It’s just a chair that we paid fifteen dollars for at a flea market back in 1991. We were coming home from a weekend trip and stumbled across a Sunday afternoon flea market somewhere outside of Elmira–it’s been too many years for me to remember exactly where it was. We had no babies at the time but hoped that one day we would become parents, so maybe the rocker was like a beacon of hope. Or maybe just a piece of furniture. I don’t know, and I don’t really care what our motive was at the time. All I know is that one rocking chair has moved with us four times in the past twenty-four years and it’s a permanent fixture in our home.

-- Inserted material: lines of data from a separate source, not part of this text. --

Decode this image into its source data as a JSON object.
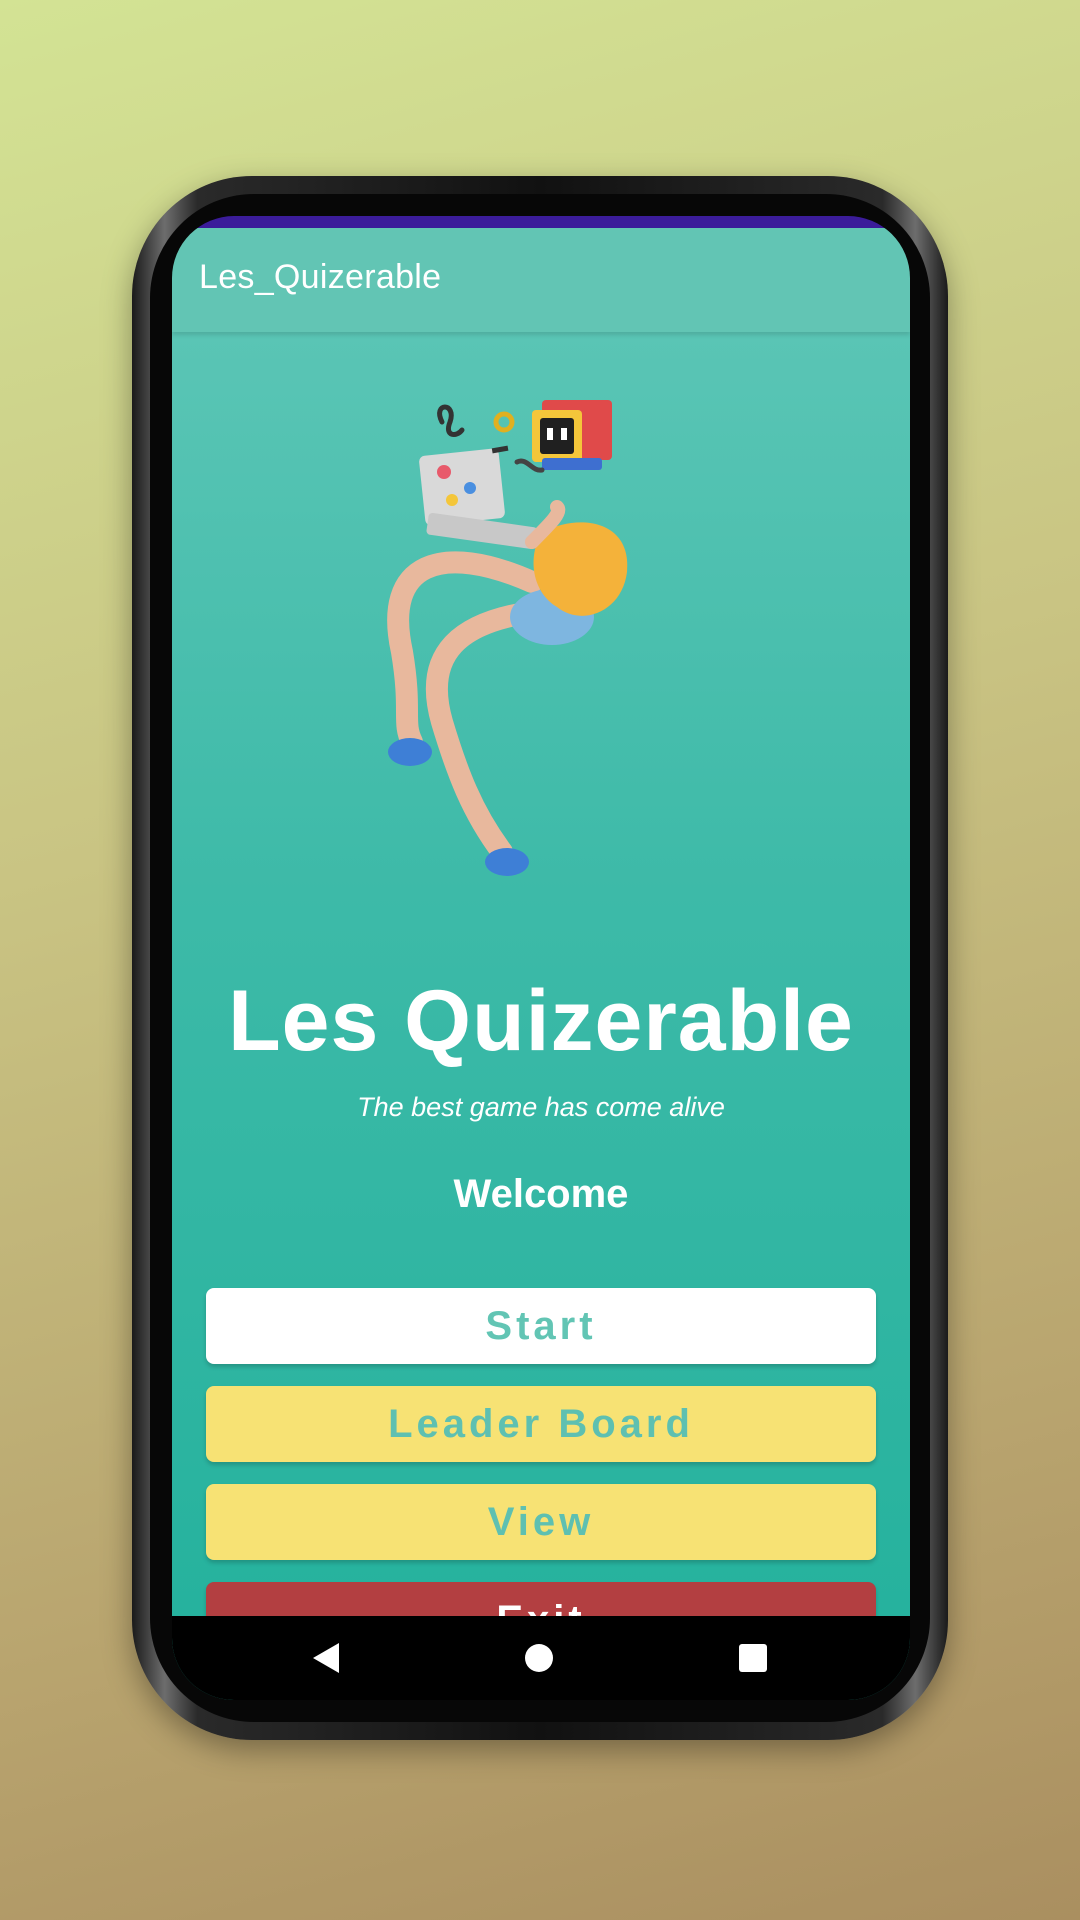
{
  "app_bar": {
    "title": "Les_Quizerable"
  },
  "hero": {
    "title": "Les Quizerable",
    "subtitle": "The best game has come alive",
    "welcome": "Welcome"
  },
  "buttons": {
    "start": "Start",
    "leader_board": "Leader Board",
    "view": "View",
    "exit": "Exit"
  },
  "nav": {
    "back_icon": "back-triangle-icon",
    "home_icon": "home-circle-icon",
    "recent_icon": "recent-square-icon"
  },
  "colors": {
    "app_bar": "#62c5b4",
    "background_top": "#5ac5b5",
    "background_bottom": "#22b19c",
    "start_button": "#ffffff",
    "secondary_button": "#f7e274",
    "exit_button": "#b33f41",
    "status_strip": "#3b1c9a"
  }
}
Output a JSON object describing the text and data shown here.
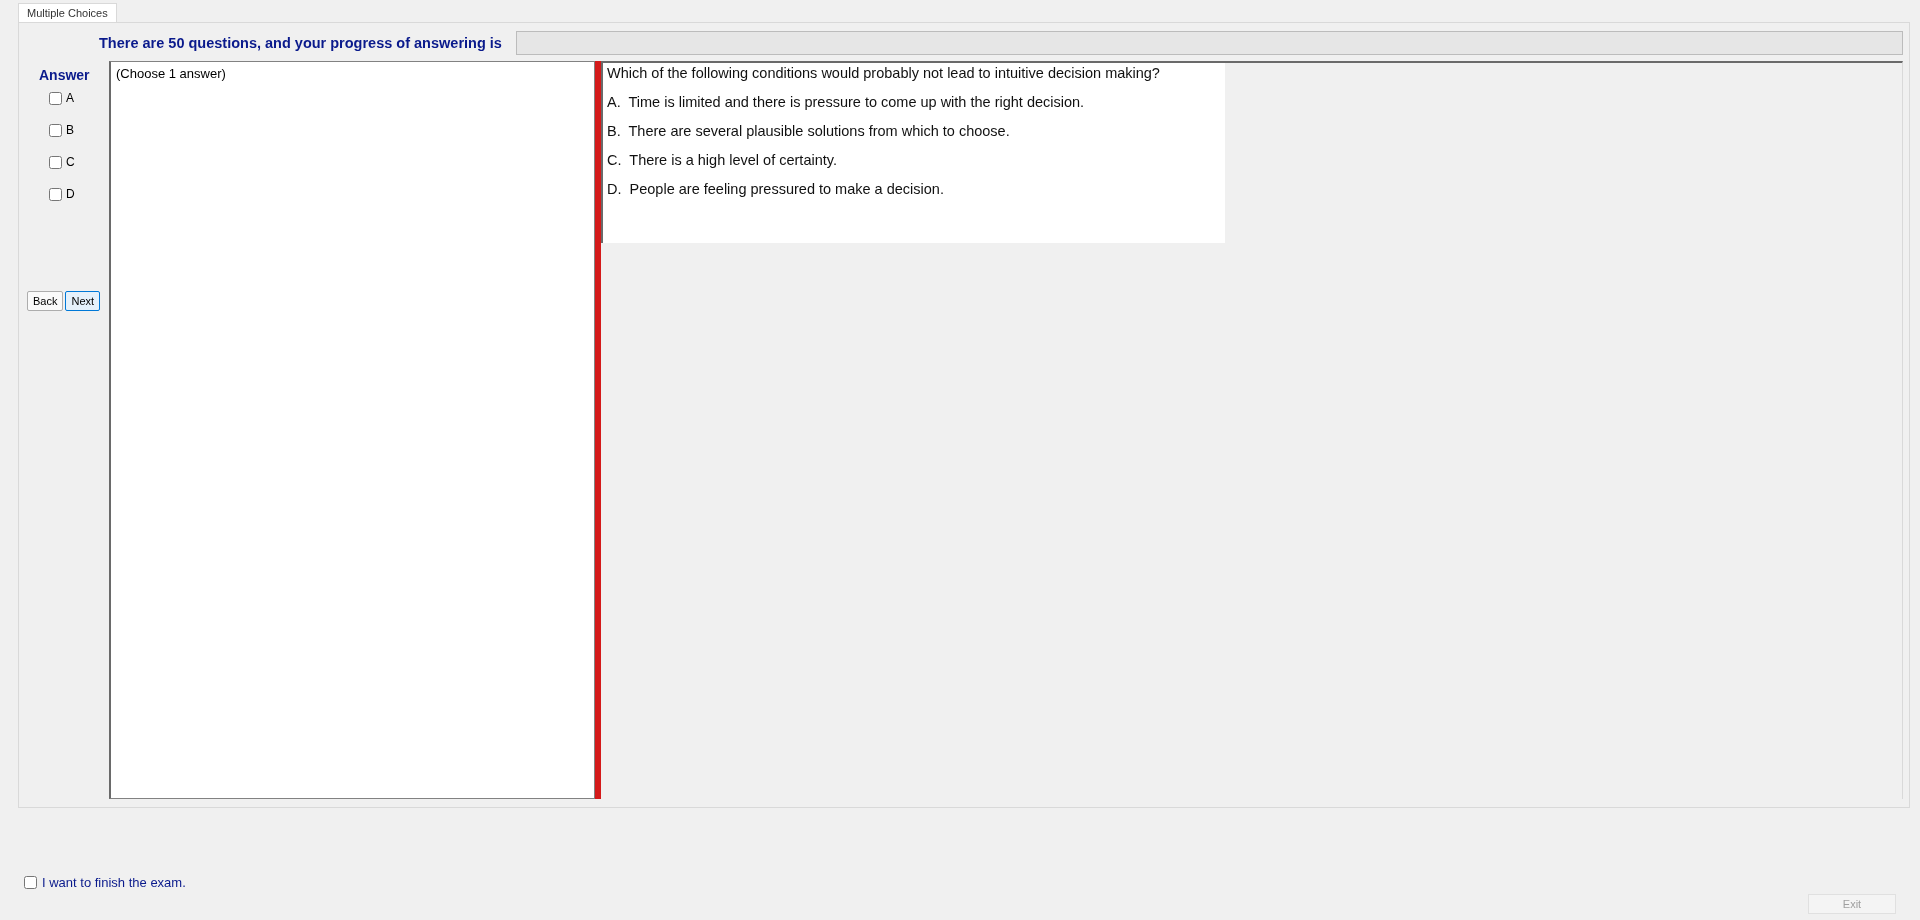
{
  "tabs": [
    {
      "label": "Multiple Choices",
      "selected": true
    }
  ],
  "progress": {
    "label": "There are 50 questions, and your progress of answering is",
    "level": 0
  },
  "answer": {
    "title": "Answer",
    "options": [
      {
        "label": "A",
        "checked": false
      },
      {
        "label": "B",
        "checked": false
      },
      {
        "label": "C",
        "checked": false
      },
      {
        "label": "D",
        "checked": false
      }
    ]
  },
  "nav_buttons": [
    {
      "label": "Back",
      "focused": false
    },
    {
      "label": "Next",
      "focused": true
    }
  ],
  "instruction": "(Choose 1 answer)",
  "question": {
    "text": "Which of the following conditions would probably not lead to intuitive decision making?",
    "choices": [
      "A.  Time is limited and there is pressure to come up with the right decision.",
      "B.  There are several plausible solutions from which to choose.",
      "C.  There is a high level of certainty.",
      "D.  People are feeling pressured to make a decision."
    ]
  },
  "finish": {
    "label": "I want to finish the exam.",
    "checked": false
  },
  "exit_button": {
    "label": "Exit",
    "disabled": true
  }
}
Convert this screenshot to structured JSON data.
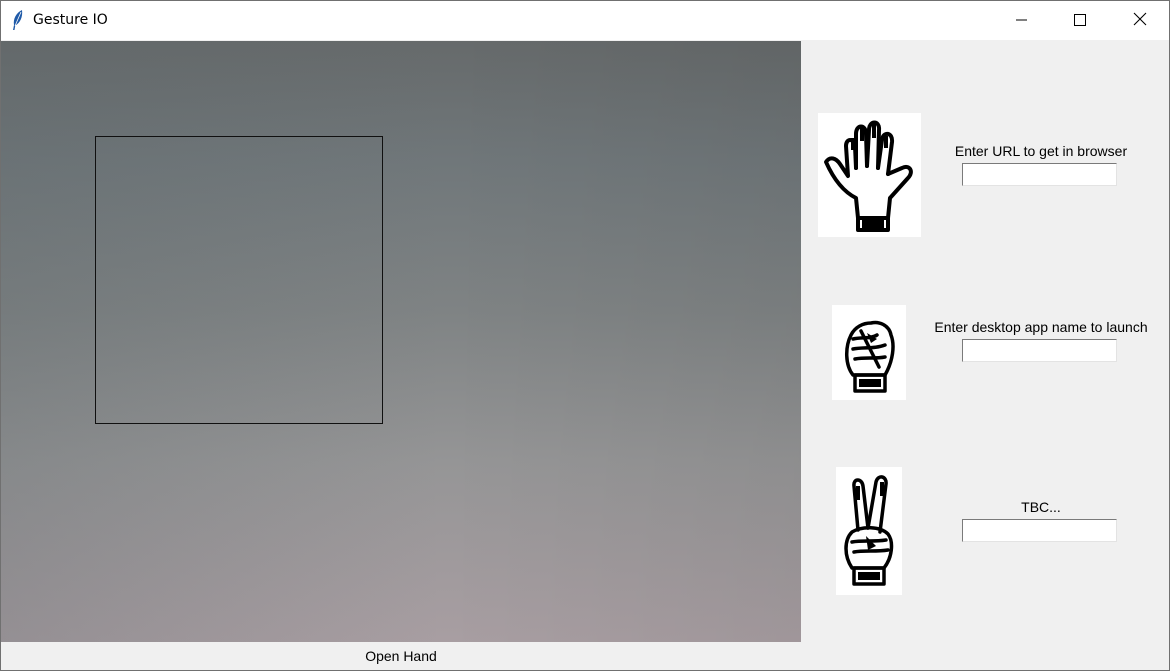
{
  "window": {
    "title": "Gesture IO",
    "icon": "feather-icon",
    "controls": [
      "minimize-icon",
      "maximize-icon",
      "close-icon"
    ]
  },
  "gestures": [
    {
      "icon": "open-hand-icon",
      "label": "Enter URL to get in browser",
      "value": ""
    },
    {
      "icon": "fist-icon",
      "label": "Enter desktop app name to launch",
      "value": ""
    },
    {
      "icon": "peace-sign-icon",
      "label": "TBC...",
      "value": ""
    }
  ],
  "status": {
    "detected_gesture": "Open Hand"
  }
}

So, why am I rambling on about a fifteen-dollar rocker? Here’s the thing. We’ve celebrated Epiphany and now the Feast of the Baptism of the Lord (in the United States, it’s observed on Monday, January 7 this year), so the Christmas season is winding down and we’re returning to Ordinary Time. We don’t really know what the New Year brings but there’s still a glimmer of Christmas hope in our hearts. Not unlike the Magi, we move forward into unknown territory, not entirely sure what lies ahead, but open to discovery and beauty and all that is good. When we bought the rocking chair, we were only two years into our marriage and had no idea what parenting would even look like. We didn’t know, but we moved forward anyway, willing to open ourselves up to a new kind of love.
Our three “babies” are grown and as our youngest prepares to leave the family nest this fall for college, I often find the phrase, “What’s next?” creeping into daily prayer. I have no idea what this next chapter of our lives will bring, but I want to remain open to whatever the LORD has in store for me and my husband and our family. It’s been an incredible journey so far! I leave you with a few words from Jeremiah 17: 7-8 to ponder this week:
But blessed are those who trust in the LORD
and have made the LORD their hope and confidence.
They are like trees planted along a riverbank,
with roots that reach deep into the water.
Such trees are not bothered by the heat
or worried by long months of drought.
Their leaves stay green.
and they never stop producing fruit.